> **Aim of the task**
All of the records below should be retyped exactly, with no pictures included.

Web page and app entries
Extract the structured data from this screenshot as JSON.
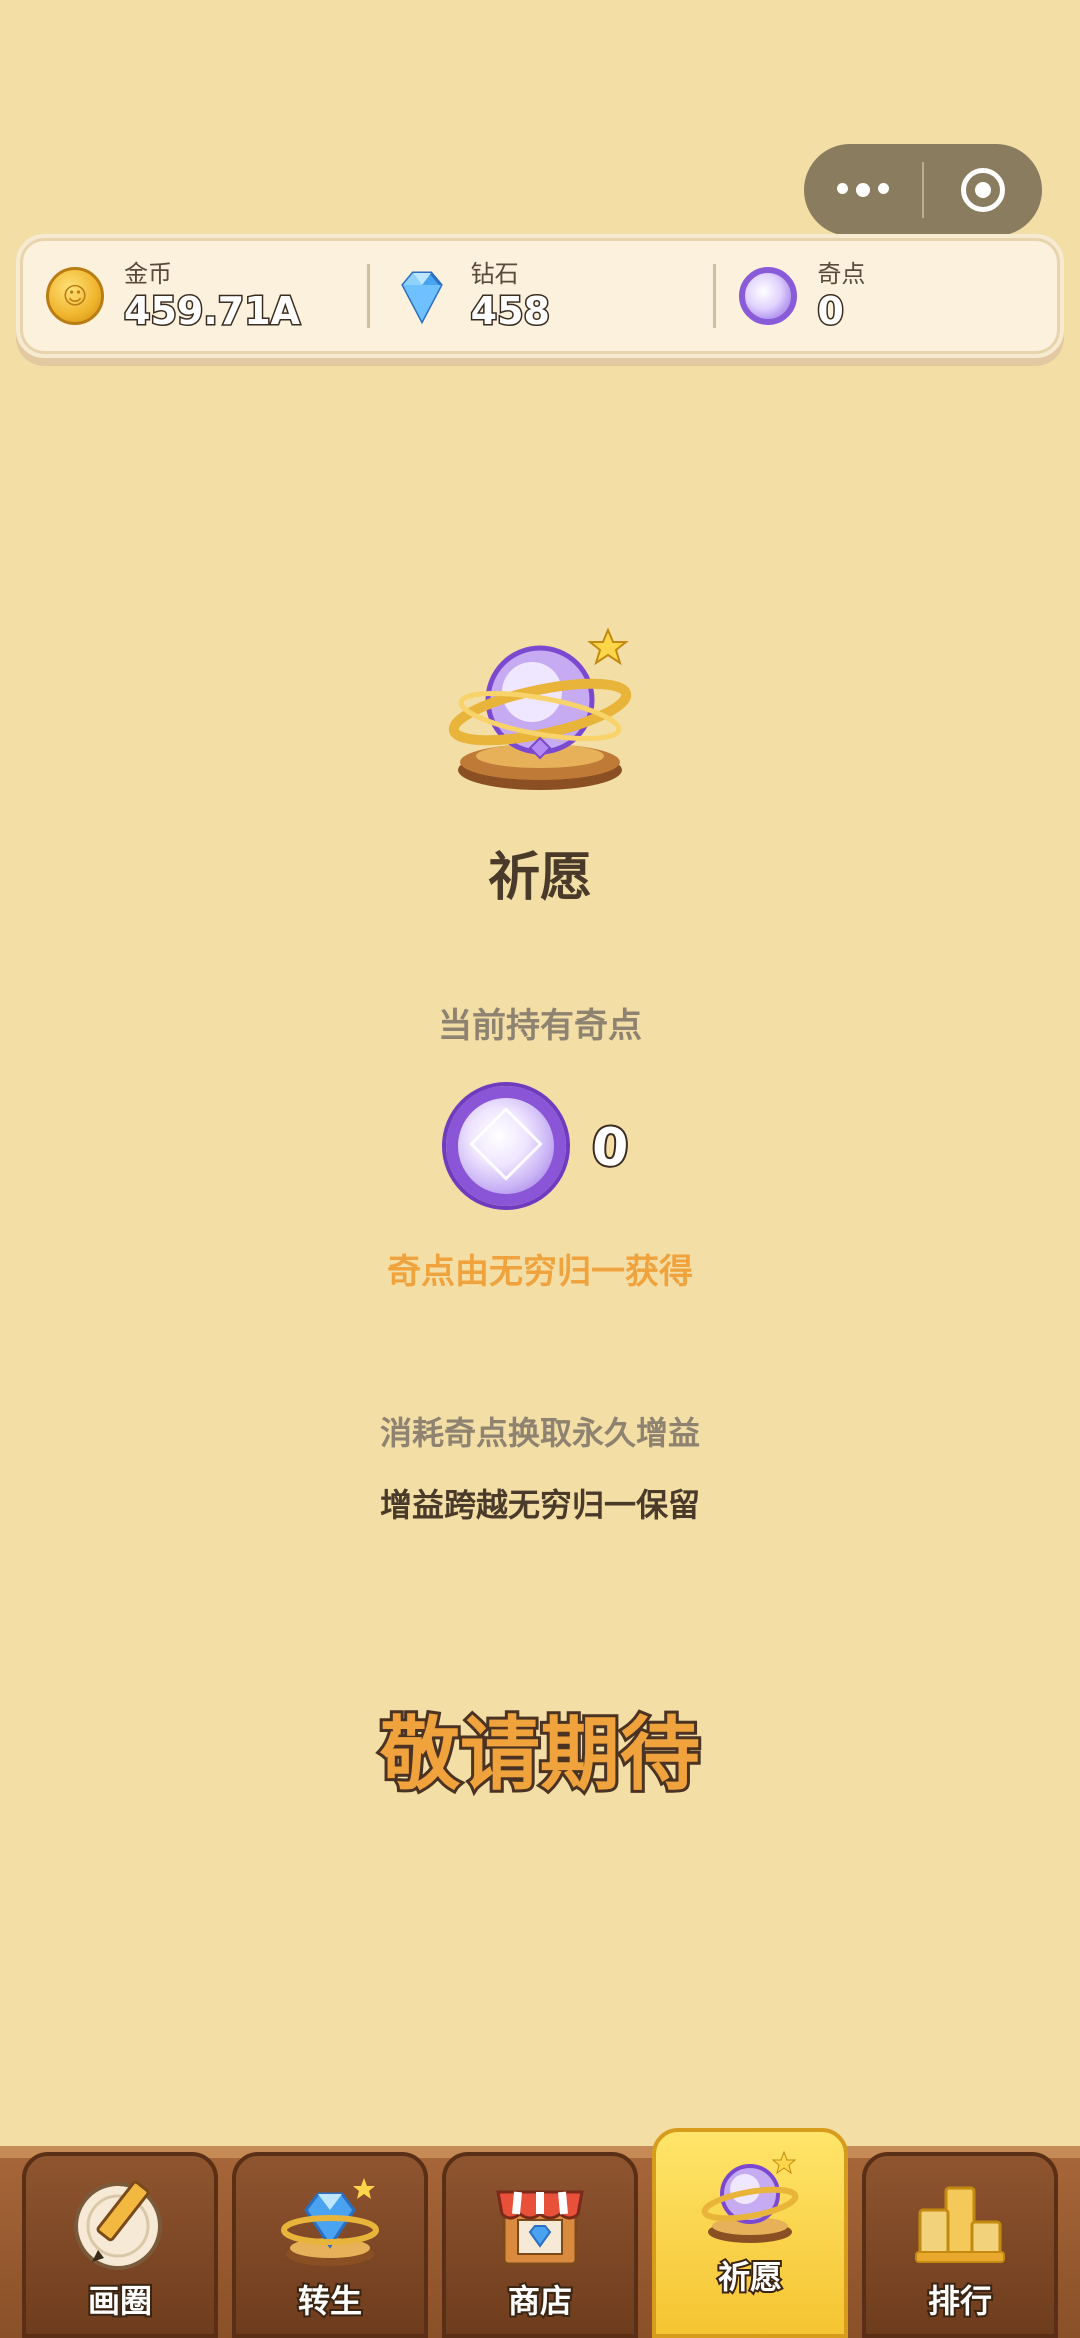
{
  "currency": {
    "gold": {
      "label": "金币",
      "value": "459.71A"
    },
    "diamond": {
      "label": "钻石",
      "value": "458"
    },
    "qidian": {
      "label": "奇点",
      "value": "0"
    }
  },
  "wish": {
    "title": "祈愿",
    "held_label": "当前持有奇点",
    "held_value": "0",
    "source_note": "奇点由无穷归一获得",
    "consume_note": "消耗奇点换取永久增益",
    "keep_note": "增益跨越无穷归一保留",
    "coming_soon": "敬请期待"
  },
  "tabs": [
    {
      "label": "画圈",
      "icon": "pencil-icon"
    },
    {
      "label": "转生",
      "icon": "rebirth-gem-icon"
    },
    {
      "label": "商店",
      "icon": "shop-icon"
    },
    {
      "label": "祈愿",
      "icon": "wish-orb-icon",
      "active": true
    },
    {
      "label": "排行",
      "icon": "podium-icon"
    }
  ],
  "colors": {
    "background": "#f3dea6",
    "accent_orange": "#f0a23c",
    "active_tab": "#f5c431",
    "tab_brown": "#8f5530",
    "orb_purple": "#8a55d6"
  }
}
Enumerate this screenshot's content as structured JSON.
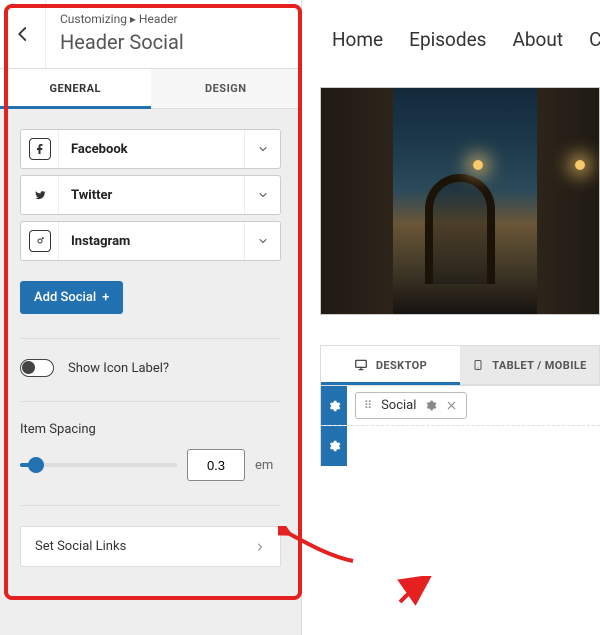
{
  "sidebar": {
    "breadcrumb": "Customizing ▸ Header",
    "title": "Header Social",
    "tabs": {
      "general": "GENERAL",
      "design": "DESIGN"
    },
    "socials": [
      {
        "label": "Facebook"
      },
      {
        "label": "Twitter"
      },
      {
        "label": "Instagram"
      }
    ],
    "add_label": "Add Social",
    "toggle_label": "Show Icon Label?",
    "spacing_label": "Item Spacing",
    "spacing_value": "0.3",
    "spacing_unit": "em",
    "set_links_label": "Set Social Links"
  },
  "preview": {
    "nav": [
      "Home",
      "Episodes",
      "About",
      "C"
    ],
    "device_tabs": {
      "desktop": "DESKTOP",
      "tablet": "TABLET / MOBILE"
    },
    "chip_label": "Social"
  }
}
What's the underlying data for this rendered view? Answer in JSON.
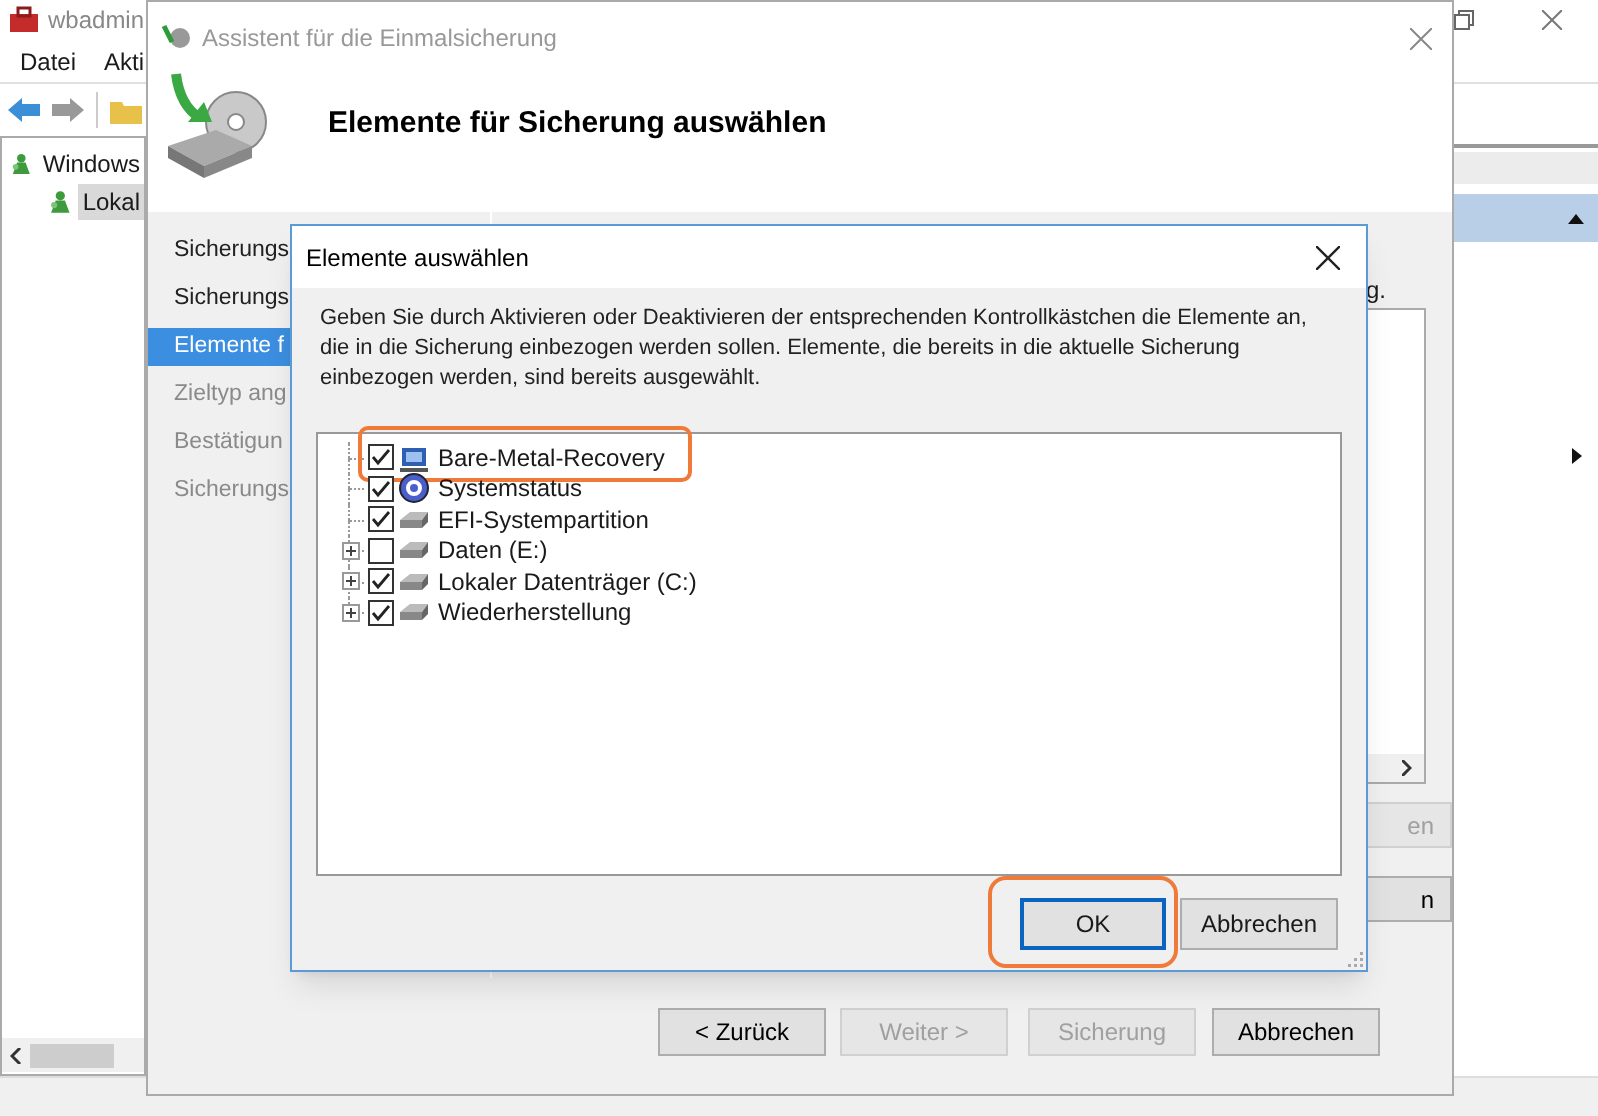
{
  "main_window": {
    "title": "wbadmin",
    "menu": [
      "Datei",
      "Akti"
    ],
    "tree": [
      {
        "label": "Windows",
        "selected": false,
        "children": [
          {
            "label": "Lokal",
            "selected": true
          }
        ]
      }
    ]
  },
  "wizard": {
    "title": "Assistent für die Einmalsicherung",
    "heading": "Elemente für Sicherung auswählen",
    "steps": [
      {
        "label": "Sicherungs",
        "selected": false,
        "disabled": false
      },
      {
        "label": "Sicherungs",
        "selected": false,
        "disabled": false
      },
      {
        "label": "Elemente f",
        "selected": true,
        "disabled": false
      },
      {
        "label": "Zieltyp ang",
        "selected": false,
        "disabled": true
      },
      {
        "label": "Bestätigun",
        "selected": false,
        "disabled": true
      },
      {
        "label": "Sicherungs",
        "selected": false,
        "disabled": true
      }
    ],
    "content_text": "g.",
    "side_buttons": [
      {
        "label": "en",
        "disabled": true
      },
      {
        "label": "n",
        "disabled": false
      }
    ],
    "buttons": [
      {
        "label": "< Zurück",
        "disabled": false
      },
      {
        "label": "Weiter >",
        "disabled": true
      },
      {
        "label": "Sicherung",
        "disabled": true
      },
      {
        "label": "Abbrechen",
        "disabled": false
      }
    ]
  },
  "dialog": {
    "title": "Elemente auswählen",
    "description": "Geben Sie durch Aktivieren oder Deaktivieren der entsprechenden Kontrollkästchen die Elemente an, die in die Sicherung einbezogen werden sollen. Elemente, die bereits in die aktuelle Sicherung einbezogen werden, sind bereits ausgewählt.",
    "items": [
      {
        "label": "Bare-Metal-Recovery",
        "kind": "recovery",
        "checked": true,
        "expandable": false,
        "highlighted": true
      },
      {
        "label": "Systemstatus",
        "kind": "system",
        "checked": true,
        "expandable": false,
        "highlighted": false
      },
      {
        "label": "EFI-Systempartition",
        "kind": "drive",
        "checked": true,
        "expandable": false,
        "highlighted": false
      },
      {
        "label": "Daten (E:)",
        "kind": "drive",
        "checked": false,
        "expandable": true,
        "highlighted": false
      },
      {
        "label": "Lokaler Datenträger (C:)",
        "kind": "drive",
        "checked": true,
        "expandable": true,
        "highlighted": false
      },
      {
        "label": "Wiederherstellung",
        "kind": "drive",
        "checked": true,
        "expandable": true,
        "highlighted": false
      }
    ],
    "buttons": [
      {
        "label": "OK",
        "default": true,
        "highlighted": true
      },
      {
        "label": "Abbrechen",
        "default": false,
        "highlighted": false
      }
    ]
  }
}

> **Result of this task**
Extract the structured data from this screenshot as JSON.
{
  "currency": {
    "gold": {
      "label": "金币",
      "value": "459.71A"
    },
    "diamond": {
      "label": "钻石",
      "value": "458"
    },
    "qidian": {
      "label": "奇点",
      "value": "0"
    }
  },
  "wish": {
    "title": "祈愿",
    "held_label": "当前持有奇点",
    "held_value": "0",
    "source_note": "奇点由无穷归一获得",
    "consume_note": "消耗奇点换取永久增益",
    "keep_note": "增益跨越无穷归一保留",
    "coming_soon": "敬请期待"
  },
  "tabs": [
    {
      "label": "画圈",
      "icon": "pencil-icon"
    },
    {
      "label": "转生",
      "icon": "rebirth-gem-icon"
    },
    {
      "label": "商店",
      "icon": "shop-icon"
    },
    {
      "label": "祈愿",
      "icon": "wish-orb-icon",
      "active": true
    },
    {
      "label": "排行",
      "icon": "podium-icon"
    }
  ],
  "colors": {
    "background": "#f3dea6",
    "accent_orange": "#f0a23c",
    "active_tab": "#f5c431",
    "tab_brown": "#8f5530",
    "orb_purple": "#8a55d6"
  }
}
Enumerate this screenshot's content as structured JSON.
{
  "sidebar": {
    "breadcrumb": "Customizing ▸ Header",
    "title": "Header Social",
    "tabs": {
      "general": "GENERAL",
      "design": "DESIGN"
    },
    "socials": [
      {
        "label": "Facebook"
      },
      {
        "label": "Twitter"
      },
      {
        "label": "Instagram"
      }
    ],
    "add_label": "Add Social",
    "toggle_label": "Show Icon Label?",
    "spacing_label": "Item Spacing",
    "spacing_value": "0.3",
    "spacing_unit": "em",
    "set_links_label": "Set Social Links"
  },
  "preview": {
    "nav": [
      "Home",
      "Episodes",
      "About",
      "C"
    ],
    "device_tabs": {
      "desktop": "DESKTOP",
      "tablet": "TABLET / MOBILE"
    },
    "chip_label": "Social"
  }
}
What's the underlying data for this rendered view? Answer in JSON.
{
  "main_window": {
    "title": "wbadmin",
    "menu": [
      "Datei",
      "Akti"
    ],
    "tree": [
      {
        "label": "Windows",
        "selected": false,
        "children": [
          {
            "label": "Lokal",
            "selected": true
          }
        ]
      }
    ]
  },
  "wizard": {
    "title": "Assistent für die Einmalsicherung",
    "heading": "Elemente für Sicherung auswählen",
    "steps": [
      {
        "label": "Sicherungs",
        "selected": false,
        "disabled": false
      },
      {
        "label": "Sicherungs",
        "selected": false,
        "disabled": false
      },
      {
        "label": "Elemente f",
        "selected": true,
        "disabled": false
      },
      {
        "label": "Zieltyp ang",
        "selected": false,
        "disabled": true
      },
      {
        "label": "Bestätigun",
        "selected": false,
        "disabled": true
      },
      {
        "label": "Sicherungs",
        "selected": false,
        "disabled": true
      }
    ],
    "content_text": "g.",
    "side_buttons": [
      {
        "label": "en",
        "disabled": true
      },
      {
        "label": "n",
        "disabled": false
      }
    ],
    "buttons": [
      {
        "label": "< Zurück",
        "disabled": false
      },
      {
        "label": "Weiter >",
        "disabled": true
      },
      {
        "label": "Sicherung",
        "disabled": true
      },
      {
        "label": "Abbrechen",
        "disabled": false
      }
    ]
  },
  "dialog": {
    "title": "Elemente auswählen",
    "description": "Geben Sie durch Aktivieren oder Deaktivieren der entsprechenden Kontrollkästchen die Elemente an, die in die Sicherung einbezogen werden sollen. Elemente, die bereits in die aktuelle Sicherung einbezogen werden, sind bereits ausgewählt.",
    "items": [
      {
        "label": "Bare-Metal-Recovery",
        "kind": "recovery",
        "checked": true,
        "expandable": false,
        "highlighted": true
      },
      {
        "label": "Systemstatus",
        "kind": "system",
        "checked": true,
        "expandable": false,
        "highlighted": false
      },
      {
        "label": "EFI-Systempartition",
        "kind": "drive",
        "checked": true,
        "expandable": false,
        "highlighted": false
      },
      {
        "label": "Daten (E:)",
        "kind": "drive",
        "checked": false,
        "expandable": true,
        "highlighted": false
      },
      {
        "label": "Lokaler Datenträger (C:)",
        "kind": "drive",
        "checked": true,
        "expandable": true,
        "highlighted": false
      },
      {
        "label": "Wiederherstellung",
        "kind": "drive",
        "checked": true,
        "expandable": true,
        "highlighted": false
      }
    ],
    "buttons": [
      {
        "label": "OK",
        "default": true,
        "highlighted": true
      },
      {
        "label": "Abbrechen",
        "default": false,
        "highlighted": false
      }
    ]
  }
}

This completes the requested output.